* THE TASK:
Please restate the records below verbatim, omitting every image they hold.

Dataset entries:
⁂
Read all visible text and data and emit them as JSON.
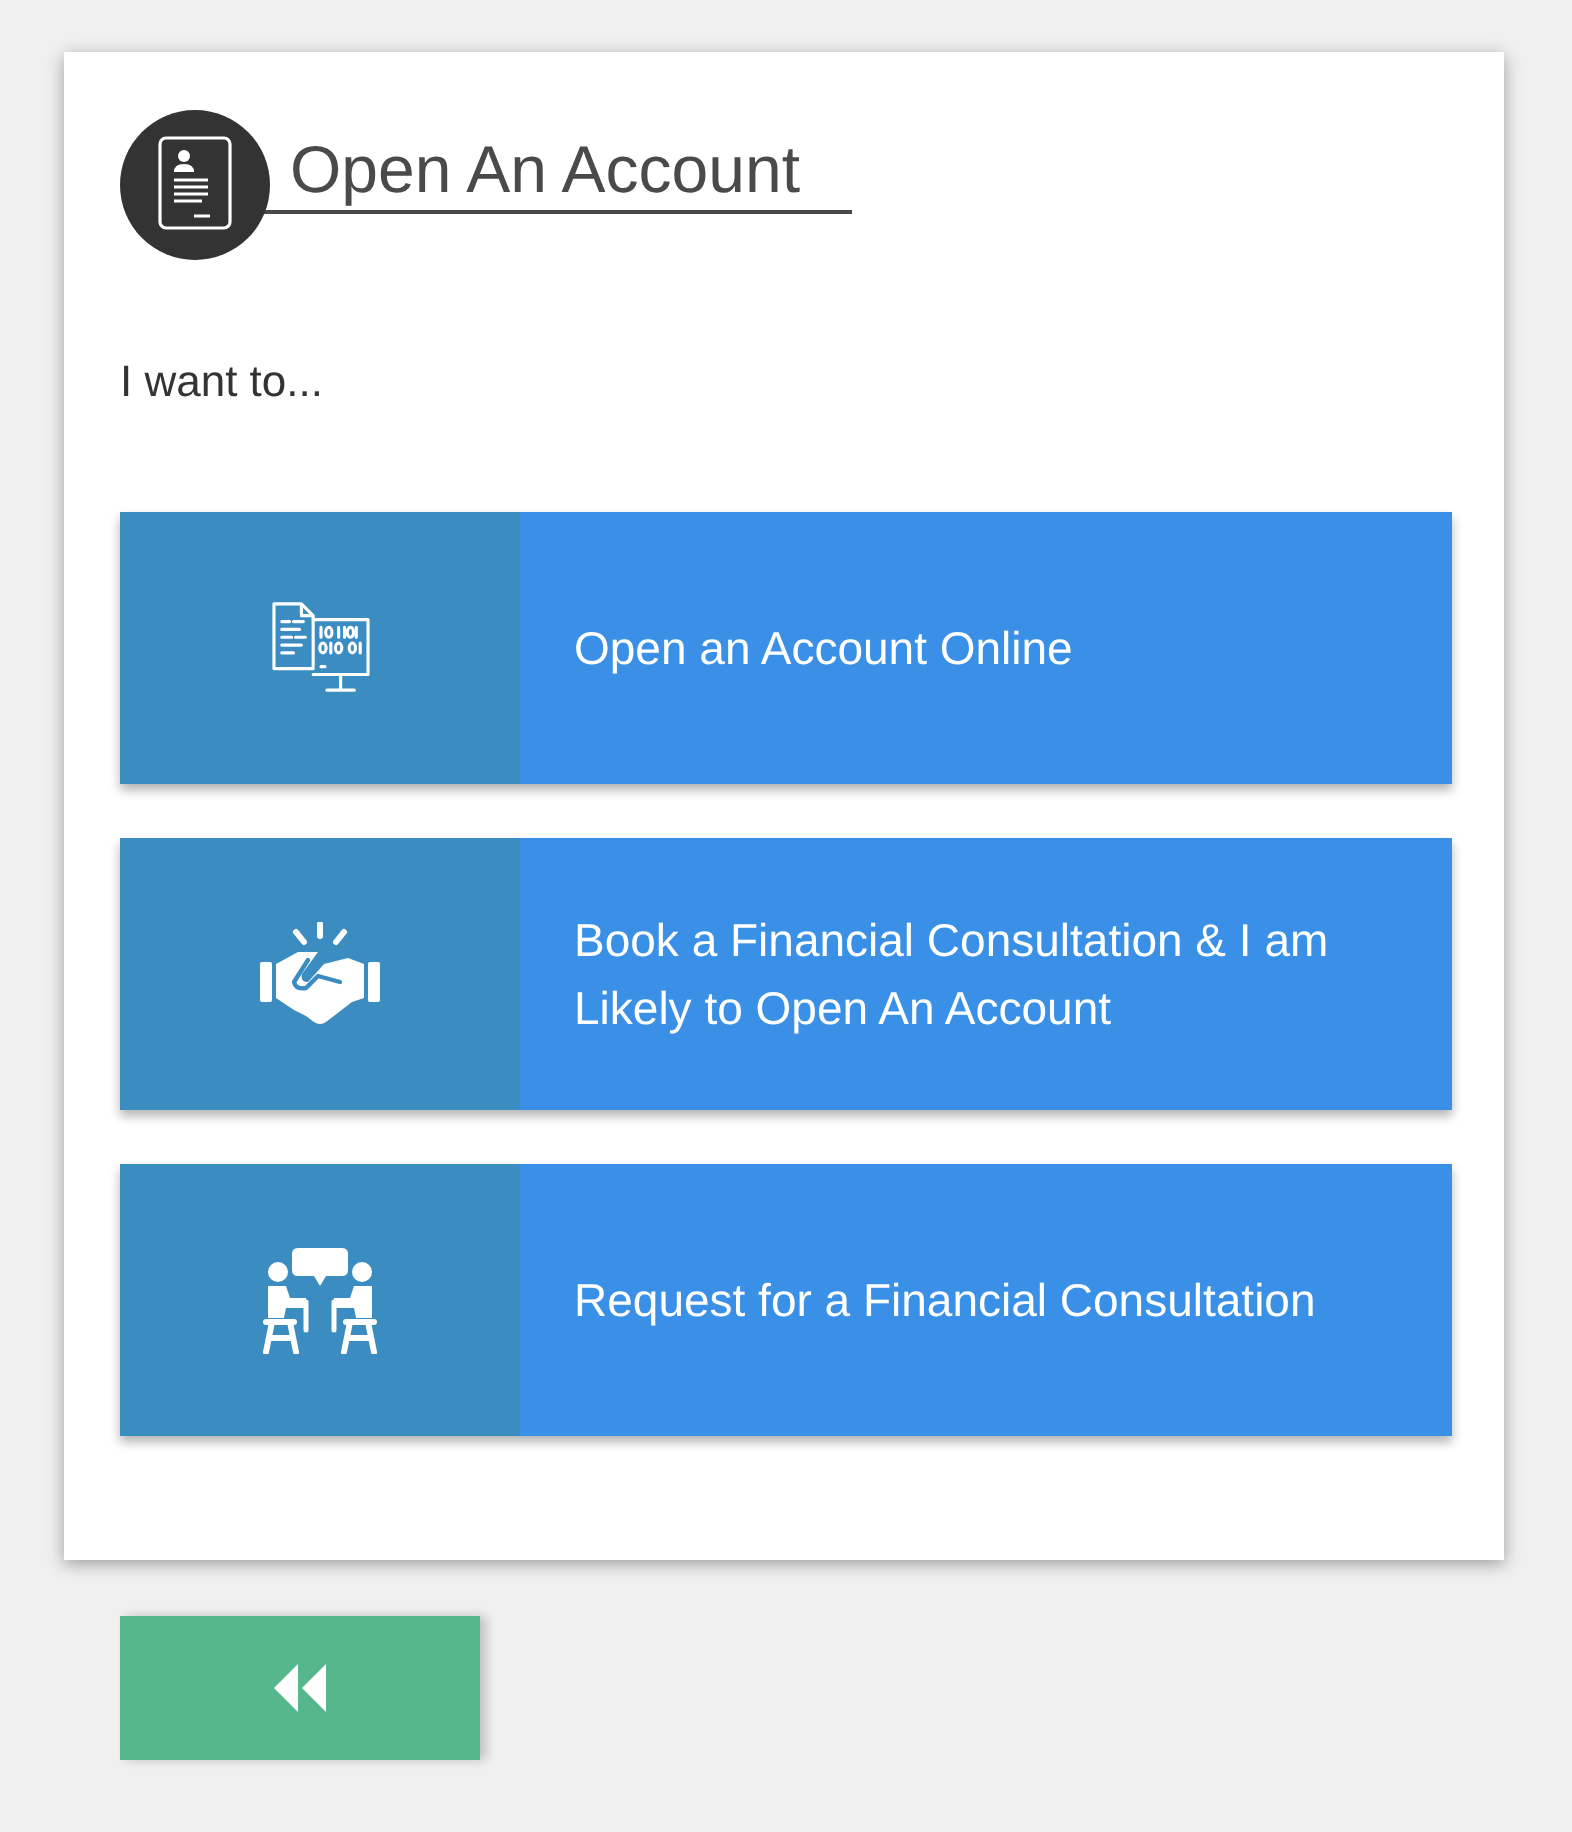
{
  "header": {
    "title": "Open An Account"
  },
  "prompt": "I want to...",
  "options": [
    {
      "label": "Open an Account Online"
    },
    {
      "label": "Book a Financial Consultation & I am Likely to Open An Account"
    },
    {
      "label": "Request for a Financial Consultation"
    }
  ]
}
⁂
* RESULT:
Read all visible text and data and emit them as JSON.
{
  "header": {
    "title": "Open An Account"
  },
  "prompt": "I want to...",
  "options": [
    {
      "label": "Open an Account Online"
    },
    {
      "label": "Book a Financial Consultation & I am Likely to Open An Account"
    },
    {
      "label": "Request for a Financial Consultation"
    }
  ]
}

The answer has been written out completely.